Christians as good citizens are called not only for non-partisan duties though. Partisan politics is also a call of the faith. We need good Christians who bear witness to Christ as good politicians. There are already attempts of good Christians who join the electoral contests because of their faith. Unfortunately though their efforts are not supported enough by the electorate who up to now are still not wise enough to go beyond name-recall, and worse, not good enough not to have their votes bought. So while we call on people to be active in partisan politics we too should do more as Church to educate our people on their political duties. No good people will be elected unless the general population exercises their votes in a moral manner. Yes, in a moral manner, since to vote for a bad or incompetent person is to do harm to the common good, and to sell one’s vote is to sell the country!

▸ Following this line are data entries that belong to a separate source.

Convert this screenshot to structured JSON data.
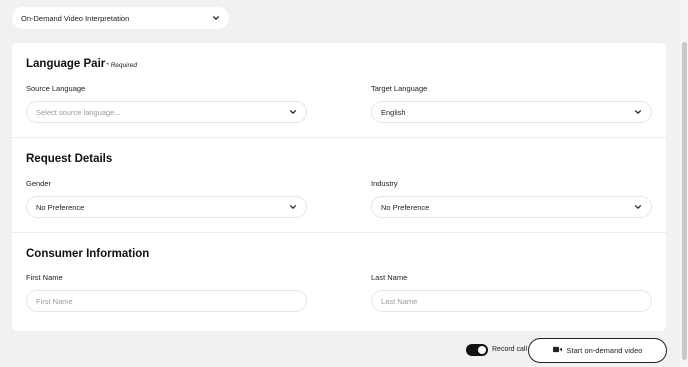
{
  "service_select": {
    "value": "On-Demand Video Interpretation"
  },
  "language_pair": {
    "title": "Language Pair",
    "required_note": "* Required",
    "source": {
      "label": "Source Language",
      "placeholder": "Select source language..."
    },
    "target": {
      "label": "Target Language",
      "value": "English"
    }
  },
  "request_details": {
    "title": "Request Details",
    "gender": {
      "label": "Gender",
      "value": "No Preference"
    },
    "industry": {
      "label": "Industry",
      "value": "No Preference"
    }
  },
  "consumer_information": {
    "title": "Consumer Information",
    "first_name": {
      "label": "First Name",
      "placeholder": "First Name"
    },
    "last_name": {
      "label": "Last Name",
      "placeholder": "Last Name"
    }
  },
  "footer": {
    "record_call_label": "Record call",
    "record_call_on": true,
    "start_button_label": "Start on-demand video"
  },
  "icons": {
    "dropdown": "chevron-down-icon",
    "video": "video-camera-icon"
  }
}
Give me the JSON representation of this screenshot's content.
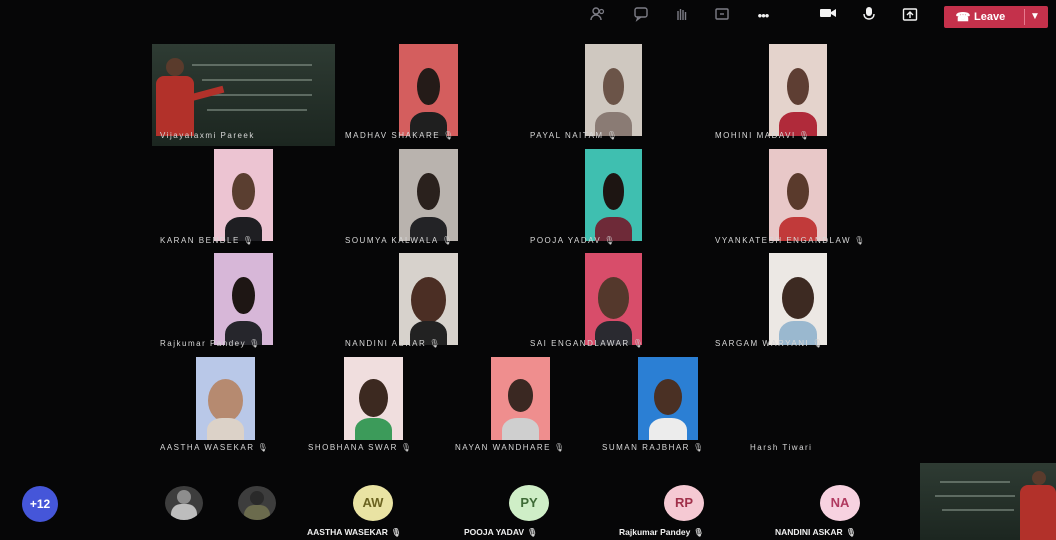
{
  "toolbar": {
    "icons": [
      "people-icon",
      "chat-icon",
      "raise-hand-icon",
      "share-tray-icon",
      "more-options-icon",
      "camera-icon",
      "microphone-icon",
      "share-icon"
    ],
    "more_label": "•••",
    "leave_label": "Leave"
  },
  "participants": [
    {
      "name": "Vijayalaxmi Pareek"
    },
    {
      "name": "MADHAV SHAKARE"
    },
    {
      "name": "PAYAL NAITAM"
    },
    {
      "name": "MOHINI MADAVI"
    },
    {
      "name": "KARAN BENDLE"
    },
    {
      "name": "SOUMYA KALWALA"
    },
    {
      "name": "POOJA YADAV"
    },
    {
      "name": "VYANKATESH ENGANDLAW"
    },
    {
      "name": "Rajkumar Pandey"
    },
    {
      "name": "NANDINI ASKAR"
    },
    {
      "name": "SAI ENGANDLAWAR"
    },
    {
      "name": "SARGAM WARYANI"
    },
    {
      "name": "AASTHA WASEKAR"
    },
    {
      "name": "SHOBHANA SWAR"
    },
    {
      "name": "NAYAN WANDHARE"
    },
    {
      "name": "SUMAN RAJBHAR"
    },
    {
      "name": "Harsh Tiwari"
    }
  ],
  "bottom_strip": {
    "more_count": "+12",
    "people": [
      {
        "initials": "AW",
        "name": "AASTHA WASEKAR",
        "bg": "#e9e3a3",
        "fg": "#6b6320"
      },
      {
        "initials": "PY",
        "name": "POOJA YADAV",
        "bg": "#cfeec7",
        "fg": "#3d6a36"
      },
      {
        "initials": "RP",
        "name": "Rajkumar Pandey",
        "bg": "#f5c9d3",
        "fg": "#a0304a"
      },
      {
        "initials": "NA",
        "name": "NANDINI ASKAR",
        "bg": "#f7d2e0",
        "fg": "#b0395f"
      }
    ]
  },
  "colors": {
    "leave_button": "#c4314b",
    "more_avatar": "#4556d9",
    "background": "#060607"
  }
}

The educated middle class cannot understand why people cannot understand the simple logic that to sell one’s vote is to sell one’s dignity. Indeed it is a great crime to the country, but for people who barely survive, 500 pesos is 500 pesos, how much more a thousand, or even three thousand pesos! Who can resist his amount of money when it means a meal for a week, and even a month for the family? The point is, we can never have a good and wise electorate unless we bring people out of dire poverty! It is poverty, in fact, simple survival, not ignorance much less moral depravity, that push people to sell their votes. So it is pointless to rant why people sell their votes when we do not do anything to reduce and eradicate poverty! Poverty eradication does not only mean handing money to the poor. It means creating structures and setting up and implementing laws that uplift the poor and fight corruption! In a way, consciously or unconsciously, there is a grand scheme to keep people poor from our traditional politicians. They do not really exert the political will to uplift the people from poverty since people of their kind – traditional politicians - flourish when people are held captive by poverty. They cannot easily buy and fool people when the people are free enough to choose.

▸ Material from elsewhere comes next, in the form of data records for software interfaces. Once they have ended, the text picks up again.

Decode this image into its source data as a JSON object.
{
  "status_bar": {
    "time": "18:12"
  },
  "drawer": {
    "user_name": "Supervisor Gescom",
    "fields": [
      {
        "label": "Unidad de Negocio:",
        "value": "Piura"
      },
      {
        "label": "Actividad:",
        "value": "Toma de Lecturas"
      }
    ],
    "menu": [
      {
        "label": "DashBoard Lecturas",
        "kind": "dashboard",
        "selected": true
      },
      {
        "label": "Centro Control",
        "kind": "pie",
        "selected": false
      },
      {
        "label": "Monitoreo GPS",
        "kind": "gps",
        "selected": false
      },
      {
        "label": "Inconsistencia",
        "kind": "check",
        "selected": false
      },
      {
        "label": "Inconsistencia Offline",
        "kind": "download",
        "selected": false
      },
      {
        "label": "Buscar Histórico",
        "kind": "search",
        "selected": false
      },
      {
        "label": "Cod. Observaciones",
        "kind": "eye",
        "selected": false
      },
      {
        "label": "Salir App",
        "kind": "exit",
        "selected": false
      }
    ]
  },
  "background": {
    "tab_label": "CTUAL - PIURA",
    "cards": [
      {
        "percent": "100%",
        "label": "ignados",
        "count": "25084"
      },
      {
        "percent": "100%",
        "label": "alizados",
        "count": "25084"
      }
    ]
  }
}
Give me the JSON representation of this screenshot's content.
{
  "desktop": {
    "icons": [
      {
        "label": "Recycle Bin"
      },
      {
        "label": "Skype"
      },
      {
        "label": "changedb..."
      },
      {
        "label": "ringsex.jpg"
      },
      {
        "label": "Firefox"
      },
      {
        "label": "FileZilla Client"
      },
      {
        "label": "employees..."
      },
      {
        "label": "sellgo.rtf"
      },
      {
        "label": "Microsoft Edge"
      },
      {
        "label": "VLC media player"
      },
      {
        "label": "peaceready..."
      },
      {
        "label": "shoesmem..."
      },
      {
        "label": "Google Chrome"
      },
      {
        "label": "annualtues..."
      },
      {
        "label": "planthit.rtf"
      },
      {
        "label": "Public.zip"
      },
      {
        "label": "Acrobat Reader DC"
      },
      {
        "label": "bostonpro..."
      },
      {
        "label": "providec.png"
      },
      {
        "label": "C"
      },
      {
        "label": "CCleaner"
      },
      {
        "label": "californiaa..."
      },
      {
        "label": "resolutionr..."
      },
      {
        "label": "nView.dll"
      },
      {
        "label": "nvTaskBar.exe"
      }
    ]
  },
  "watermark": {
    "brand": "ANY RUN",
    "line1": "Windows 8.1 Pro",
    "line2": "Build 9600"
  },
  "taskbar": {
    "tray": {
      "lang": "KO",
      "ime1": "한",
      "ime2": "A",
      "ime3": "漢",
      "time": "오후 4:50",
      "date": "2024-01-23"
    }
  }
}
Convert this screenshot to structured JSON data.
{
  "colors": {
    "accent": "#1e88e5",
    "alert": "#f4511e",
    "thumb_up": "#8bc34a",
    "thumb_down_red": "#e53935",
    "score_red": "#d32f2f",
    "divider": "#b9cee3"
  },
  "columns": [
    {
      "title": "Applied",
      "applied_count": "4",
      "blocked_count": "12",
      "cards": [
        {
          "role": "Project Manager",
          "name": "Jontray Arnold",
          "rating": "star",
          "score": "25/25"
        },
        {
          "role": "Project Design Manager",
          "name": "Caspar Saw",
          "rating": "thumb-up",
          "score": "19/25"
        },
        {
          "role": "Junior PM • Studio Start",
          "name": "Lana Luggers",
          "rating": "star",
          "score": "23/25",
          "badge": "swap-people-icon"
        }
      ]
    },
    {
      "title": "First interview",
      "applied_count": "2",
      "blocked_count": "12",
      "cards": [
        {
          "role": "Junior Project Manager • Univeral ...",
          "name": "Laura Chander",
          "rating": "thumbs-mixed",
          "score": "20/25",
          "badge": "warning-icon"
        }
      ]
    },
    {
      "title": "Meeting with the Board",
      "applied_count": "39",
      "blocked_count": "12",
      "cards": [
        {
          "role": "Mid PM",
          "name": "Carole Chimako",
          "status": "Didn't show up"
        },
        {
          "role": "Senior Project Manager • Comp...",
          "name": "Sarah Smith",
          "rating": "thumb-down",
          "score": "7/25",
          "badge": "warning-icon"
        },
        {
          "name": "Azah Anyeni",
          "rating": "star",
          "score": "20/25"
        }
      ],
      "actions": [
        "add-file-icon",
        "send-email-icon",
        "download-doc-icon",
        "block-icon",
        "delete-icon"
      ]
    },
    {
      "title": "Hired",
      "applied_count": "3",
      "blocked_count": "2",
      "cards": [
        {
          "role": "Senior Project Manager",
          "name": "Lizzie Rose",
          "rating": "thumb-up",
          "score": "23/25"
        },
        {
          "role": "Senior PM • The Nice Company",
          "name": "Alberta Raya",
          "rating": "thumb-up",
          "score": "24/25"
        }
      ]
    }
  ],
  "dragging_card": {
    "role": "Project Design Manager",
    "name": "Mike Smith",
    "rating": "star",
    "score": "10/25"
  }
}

This is the challenge for the Church in the political sphere. Yes, we continue to give political education. We continue to recruit people to do non-partisan monitoring of politicians during and outside of elections. We continue to encourage good and upright Christians to serve God and country as good politicians. But most of all, we do our best to influence Philippine politics to exert the political will to craft and execute pro-poor laws and to create a structure in Philippine society that can lift people out of the captivity of poverty, which is the fertile ground of political manipulation.

All of the above challenges are challenges to the Church. When we speak of Church, we speak of the People of God. Among the People of God there are different roles. The Popes remind us time and again that it is the role of the lay faithful to bear witness to Christ in politics and to transform politics. In the country at the moment the expectation is that the hierarchy should do this. Yes indeed, the hierarchy has its role to play in political transformation. Its role though is indirect, not by directly entering into the political arena but in inspiring, teaching, enabling the lay faithful to do this. Here, we priests and bishops, have our own culpability. We have not done enough to encourage and support our lay faithful in this mission. In fact we have not educated our people that they cannot be good Christians unless they are good citizens, and to be a good citizen in a democracy is to participate actively in the affairs of society. Democracy is a participative form of government, hence we cannot be good citizens in a democratic form of government if we do not participate in it.

People are hopeful now that we have a new government. Let us not just be watchers at a distance what this new government can do. Let us participate closely in the renewal of society. Some do this by being part of the government. Others by direct support while still others as vigilant critics. There is a role for all in a democracy. What we should avoid is the I-don’t-care-less attitude, which the Church, both as clergy and lay, should fight against. Hope is not a wait-and- see outlook. Hope is a call to action, that we do what we hope for!